Dr Wennekes prescribed anti-depressants and diazepam and Mr Parkes later booked himself in for a follow-up appointment scheduled for the following week.
A long-term friend of Mr Parkes, Caroline Elston, said she received a text from him without explanation which simply read "sorry", the day before his death.
When she queried the message by text, however, she got no response.
Richard Parkes, his brother, said Mr Parkes' arrest had upset him and "had a significant effect on his state of mind and the actions he had taken".
Following the inquest, asked what he felt about the police investigation and the involvement of Mr Parsons, he replied: "The police have not provided me with any evidence that supports these allegations."

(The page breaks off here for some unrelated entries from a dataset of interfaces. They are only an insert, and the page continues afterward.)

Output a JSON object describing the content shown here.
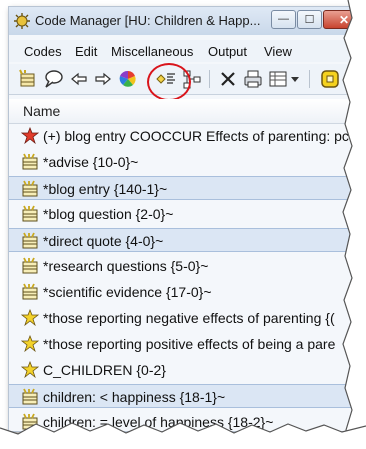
{
  "window": {
    "title": "Code Manager [HU: Children & Happ...",
    "buttons": {
      "minimize": "—",
      "maximize": "☐",
      "close": "✕"
    }
  },
  "menu": [
    "Codes",
    "Edit",
    "Miscellaneous",
    "Output",
    "View"
  ],
  "toolbar": {
    "icons": [
      "new-code-icon",
      "comment-icon",
      "back-arrow-icon",
      "forward-arrow-icon",
      "color-wheel-icon",
      "code-filter-icon",
      "network-icon",
      "delete-icon",
      "print-icon",
      "view-options-icon",
      "view-dropdown-icon",
      "code-icon"
    ]
  },
  "annotation": {
    "circle_color": "#d9141b",
    "circled_item": "code-filter-icon"
  },
  "list": {
    "header": "Name",
    "rows": [
      {
        "text": "(+) blog entry COOCCUR Effects of parenting: pc",
        "icon": "code-cooccur-icon",
        "selected": false
      },
      {
        "text": "*advise {10-0}~",
        "icon": "code-icon",
        "selected": false
      },
      {
        "text": "*blog entry {140-1}~",
        "icon": "code-icon",
        "selected": true
      },
      {
        "text": "*blog question {2-0}~",
        "icon": "code-icon",
        "selected": false
      },
      {
        "text": "*direct quote {4-0}~",
        "icon": "code-icon",
        "selected": true
      },
      {
        "text": "*research questions {5-0}~",
        "icon": "code-icon",
        "selected": false
      },
      {
        "text": "*scientific evidence {17-0}~",
        "icon": "code-icon",
        "selected": false
      },
      {
        "text": "*those reporting negative effects of parenting {(",
        "icon": "code-yellow-icon",
        "selected": false
      },
      {
        "text": "*those reporting positive effects of being a pare",
        "icon": "code-yellow-icon",
        "selected": false
      },
      {
        "text": "C_CHILDREN {0-2}",
        "icon": "code-yellow-icon",
        "selected": false
      },
      {
        "text": "children: < happiness {18-1}~",
        "icon": "code-icon",
        "selected": true
      },
      {
        "text": "children: = level of happiness {18-2}~",
        "icon": "code-icon",
        "selected": false
      }
    ]
  },
  "colors": {
    "selection": "#dbe6f4",
    "titlebar": "#c9d8ea",
    "close_button": "#c8442f"
  }
}
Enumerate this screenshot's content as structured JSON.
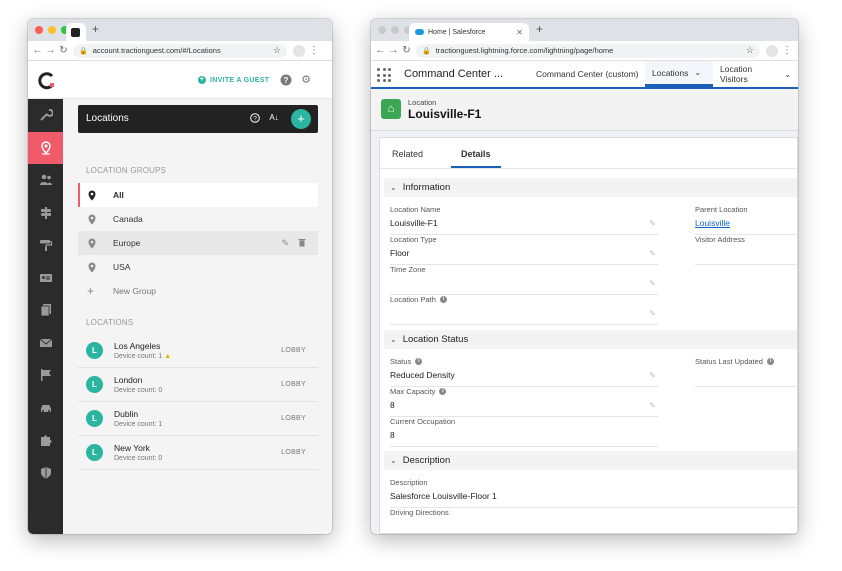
{
  "colors": {
    "accent_pink": "#f05a6a",
    "accent_teal": "#2bb5a0",
    "sf_blue": "#1b5fb8",
    "sf_green": "#3ba755"
  },
  "traction": {
    "address": "account.tractionguest.com/#/Locations",
    "invite_label": "INVITE A GUEST",
    "header_title": "Locations",
    "groups_heading": "LOCATION GROUPS",
    "groups": [
      {
        "label": "All"
      },
      {
        "label": "Canada"
      },
      {
        "label": "Europe"
      },
      {
        "label": "USA"
      }
    ],
    "new_group_label": "New Group",
    "locations_heading": "LOCATIONS",
    "locations": [
      {
        "initial": "L",
        "name": "Los Angeles",
        "count": "Device count: 1",
        "tag": "LOBBY",
        "warning": true
      },
      {
        "initial": "L",
        "name": "London",
        "count": "Device count: 0",
        "tag": "LOBBY",
        "warning": false
      },
      {
        "initial": "L",
        "name": "Dublin",
        "count": "Device count: 1",
        "tag": "LOBBY",
        "warning": false
      },
      {
        "initial": "L",
        "name": "New York",
        "count": "Device count: 0",
        "tag": "LOBBY",
        "warning": false
      }
    ],
    "sidebar_icons": [
      "wrench-icon",
      "location-pin-icon",
      "users-icon",
      "signpost-icon",
      "paint-roller-icon",
      "id-card-icon",
      "documents-icon",
      "mail-icon",
      "flag-icon",
      "car-icon",
      "puzzle-icon",
      "shield-icon"
    ]
  },
  "salesforce": {
    "tab_title": "Home | Salesforce",
    "address": "tractionguest.lightning.force.com/lightning/page/home",
    "app_name": "Command Center ...",
    "nav_tabs": [
      "Command Center (custom)",
      "Locations",
      "Location Visitors"
    ],
    "record_type": "Location",
    "record_title": "Louisville-F1",
    "sub_tabs": [
      "Related",
      "Details"
    ],
    "sections": {
      "information": "Information",
      "status": "Location Status",
      "description": "Description"
    },
    "fields": {
      "location_name": {
        "label": "Location Name",
        "value": "Louisville-F1"
      },
      "location_type": {
        "label": "Location Type",
        "value": "Floor"
      },
      "time_zone": {
        "label": "Time Zone",
        "value": ""
      },
      "location_path": {
        "label": "Location Path",
        "value": ""
      },
      "parent_location": {
        "label": "Parent Location",
        "value": "Louisville"
      },
      "visitor_address": {
        "label": "Visitor Address",
        "value": ""
      },
      "status": {
        "label": "Status",
        "value": "Reduced Density"
      },
      "status_last_updated": {
        "label": "Status Last Updated",
        "value": ""
      },
      "max_capacity": {
        "label": "Max Capacity",
        "value": "8"
      },
      "current_occupation": {
        "label": "Current Occupation",
        "value": "8"
      },
      "description": {
        "label": "Description",
        "value": "Salesforce Louisville-Floor 1"
      },
      "driving_directions": {
        "label": "Driving Directions",
        "value": ""
      }
    }
  }
}
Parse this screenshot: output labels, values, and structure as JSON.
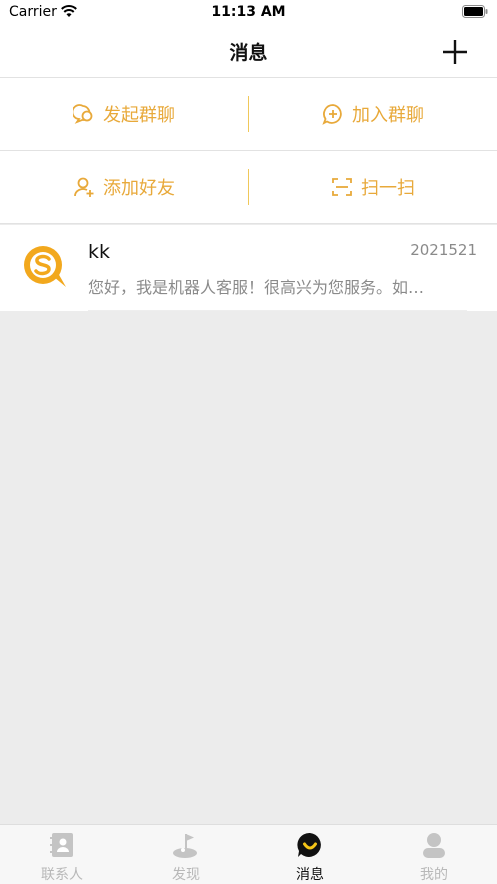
{
  "status_bar": {
    "carrier": "Carrier",
    "time": "11:13 AM"
  },
  "nav": {
    "title": "消息"
  },
  "actions": {
    "start_group_chat": "发起群聊",
    "join_group_chat": "加入群聊",
    "add_friend": "添加好友",
    "scan": "扫一扫"
  },
  "chats": [
    {
      "name": "kk",
      "date": "2021521",
      "preview": "您好，我是机器人客服！很高兴为您服务。如…"
    }
  ],
  "tabs": [
    {
      "label": "联系人",
      "icon": "contacts-icon"
    },
    {
      "label": "发现",
      "icon": "discover-icon"
    },
    {
      "label": "消息",
      "icon": "messages-icon",
      "active": true
    },
    {
      "label": "我的",
      "icon": "profile-icon"
    }
  ],
  "colors": {
    "accent": "#E8A93A",
    "background": "#ECECEC",
    "active_tab": "#111111",
    "inactive_tab": "#B8B8B8"
  }
}
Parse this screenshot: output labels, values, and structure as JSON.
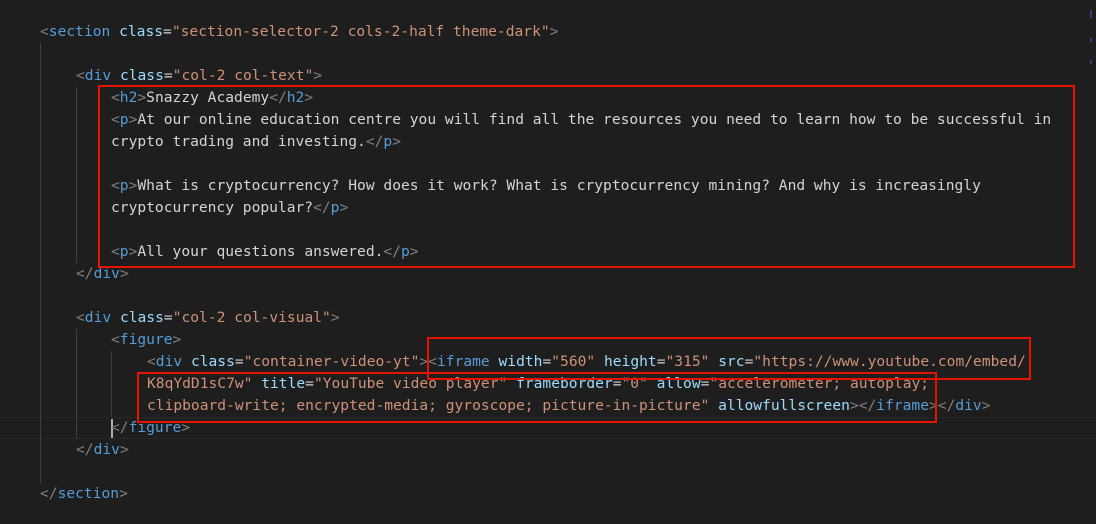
{
  "code": {
    "section_open": {
      "tag": "section",
      "attr": "class",
      "value": "\"section-selector-2 cols-2-half theme-dark\""
    },
    "div_text_open": {
      "tag": "div",
      "attr": "class",
      "value": "\"col-2 col-text\""
    },
    "h2": {
      "tag": "h2",
      "text": "Snazzy Academy"
    },
    "p1_text_a": "At our online education centre you will find all the resources you need to learn how to be successful in",
    "p1_text_b": "crypto trading and investing.",
    "p2_text_a": "What is cryptocurrency? How does it work? What is cryptocurrency mining? And why is increasingly",
    "p2_text_b": "cryptocurrency popular?",
    "p3_text": "All your questions answered.",
    "div_visual_open": {
      "tag": "div",
      "attr": "class",
      "value": "\"col-2 col-visual\""
    },
    "figure": "figure",
    "div_video_open": {
      "tag": "div",
      "attr": "class",
      "value": "\"container-video-yt\""
    },
    "iframe": {
      "tag": "iframe",
      "width_attr": "width",
      "width_val": "\"560\"",
      "height_attr": "height",
      "height_val": "\"315\"",
      "src_attr": "src",
      "src_val_a": "\"https://www.youtube.com/embed/",
      "src_val_b": "K8qYdD1sC7w\"",
      "title_attr": "title",
      "title_val": "\"YouTube video player\"",
      "frameborder_attr": "frameborder",
      "frameborder_val": "\"0\"",
      "allow_attr": "allow",
      "allow_val_a": "\"accelerometer; autoplay;",
      "allow_val_b": "clipboard-write; encrypted-media; gyroscope; picture-in-picture\"",
      "fullscreen_attr": "allowfullscreen"
    },
    "tag_div": "div",
    "tag_p": "p",
    "tag_section": "section",
    "tag_figure": "figure"
  },
  "colors": {
    "background": "#1e1e1e",
    "tag": "#569cd6",
    "attribute": "#9cdcfe",
    "string": "#ce9178",
    "text": "#d4d4d4",
    "bracket": "#808080",
    "highlight_box": "#e51400"
  }
}
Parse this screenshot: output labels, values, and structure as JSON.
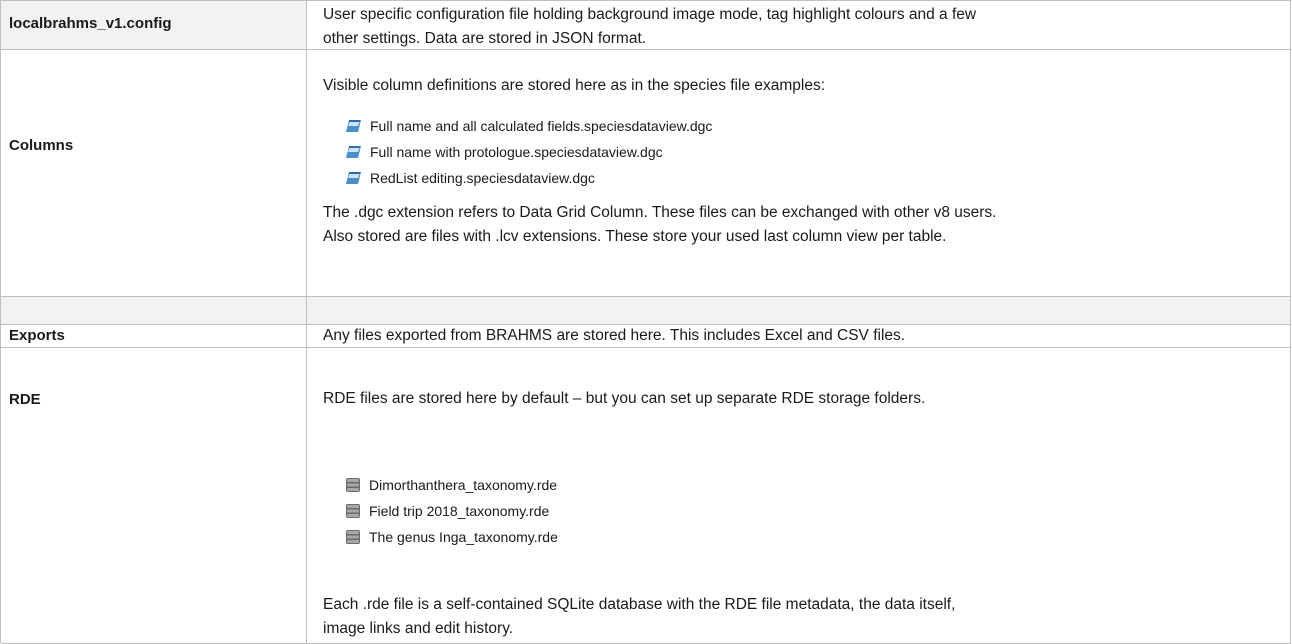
{
  "rows": [
    {
      "key": "localbrahms_v1.config",
      "lines": [
        "User specific configuration file holding background image mode, tag highlight colours and a few",
        "other settings. Data are stored in JSON format."
      ]
    },
    {
      "key": "Columns",
      "intro": "Visible column definitions are stored here as in the species file examples:",
      "files": [
        {
          "name": "Full name and all calculated fields.speciesdataview.dgc",
          "icon": "dgc-file-icon"
        },
        {
          "name": "Full name with protologue.speciesdataview.dgc",
          "icon": "dgc-file-icon"
        },
        {
          "name": "RedList editing.speciesdataview.dgc",
          "icon": "dgc-file-icon"
        }
      ],
      "outro": [
        "The .dgc extension refers to Data Grid Column. These files can be exchanged with other v8 users.",
        "Also stored are files with .lcv extensions. These store your used last column view per table."
      ]
    },
    {
      "key": "Exports",
      "lines": [
        "Any files exported from BRAHMS are stored here. This includes Excel and CSV files."
      ]
    },
    {
      "key": "RDE",
      "intro": "RDE files are stored here by default – but you can set up separate RDE storage folders.",
      "files": [
        {
          "name": "Dimorthanthera_taxonomy.rde",
          "icon": "database-icon"
        },
        {
          "name": "Field trip 2018_taxonomy.rde",
          "icon": "database-icon"
        },
        {
          "name": "The genus Inga_taxonomy.rde",
          "icon": "database-icon"
        }
      ],
      "outro": [
        "Each .rde file is a self-contained SQLite database with the RDE file metadata, the data itself,",
        "image links and edit history."
      ]
    }
  ],
  "colors": {
    "border": "#bfbfbf",
    "header_fill": "#f2f2f2"
  }
}
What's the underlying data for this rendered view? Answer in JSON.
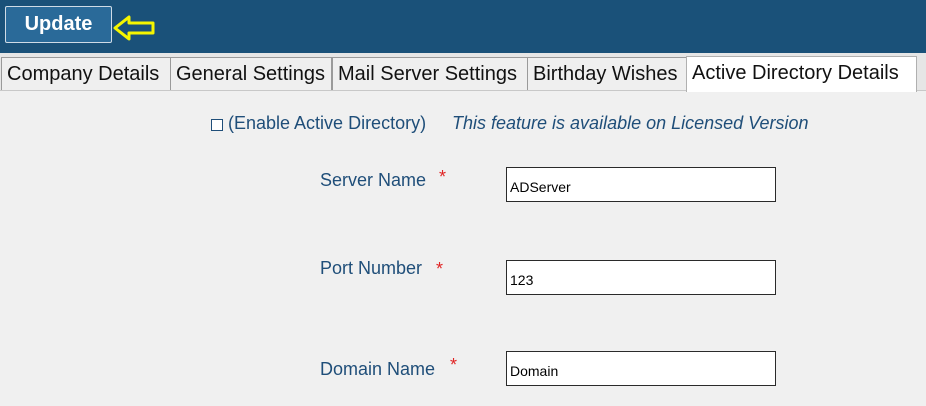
{
  "toolbar": {
    "update_label": "Update",
    "arrow_icon": "arrow-left-icon",
    "arrow_color": "#f5f500",
    "bar_color": "#1a5179"
  },
  "tabs": [
    {
      "label": "Company Details",
      "active": false
    },
    {
      "label": "General Settings",
      "active": false
    },
    {
      "label": "Mail Server Settings",
      "active": false
    },
    {
      "label": "Birthday Wishes",
      "active": false
    },
    {
      "label": "Active Directory Details",
      "active": true
    }
  ],
  "active_directory": {
    "enable_label": "(Enable Active Directory)",
    "enable_checked": false,
    "licensed_note": "This feature is available on Licensed Version",
    "required_marker": "*",
    "fields": [
      {
        "label": "Server Name",
        "value": "ADServer"
      },
      {
        "label": "Port Number",
        "value": "123"
      },
      {
        "label": "Domain Name",
        "value": "Domain"
      }
    ]
  }
}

He paid tribute to Mr Parkes and said: "Michael's family are deeply shocked by his death .
"He was a loving father, son and brother and a caring person who put his family and others first."
Northamptonshire Police offered its condolences to Mr Parkes' family.
"We have a duty to investigate and respond to child abuse allegations," a spokesman for the force said.
"A decision to arrest Parkes was made when it became clear from the material supplied to us that he believed the age of the person he was in communication with was 12-years-old.
"It is also clear that Parkes drove to Coventry with the intention of engaging in sexual activity with a child.
"In the light of Parkes' subsequent death, a thorough review was carried out and it is clear that it would have passed the threshold test and that Northamptonshire Police would have sought a CPS charging decision."
The spokesman added: "We do not condone or support the actions of Stinson Hunter.
"Identifying alleged paedophiles is best left to the police and suspected incidences of online grooming should be reported to the Child Exploitation and Online Protection Centre (CEOP)."
Separately, Warwickshire Police and West Mercia Police issued a joint statement yesterday stating they do not condone Mr Parsons' methods and adding that his actions "could have several serious consequences", including compromising continuing investigations.
The Northamptonshire, Warwickshire and West Mercia forces have all reiterated the advice of the Association of Chief Police Officers (Acpo) on the topic of members of the public attempting to ensnare those they claim are out to commit sex offences against children.
Acpo has previously stated: "We understand the desire to protect children but any member of the public who has information about child sexual abuse, online or otherwise, should get in contact with the police so we can investigate and bring people to justice."
Jon Brown, the NSPCC's lead for tackling sexual abuse, said: "Whilst we have every sympathy for concerned members of the public, tracking down sex offenders must be done by the proper authorities.
"It's possible that people could get hurt or that a delicate and complex ongoing investigation could be jeopardised and children put at greater risk.
"But parents do have a key role to play in protecting their children from online grooming and abuse. The best way they can do this is by ensuring their children know how to use the internet safely."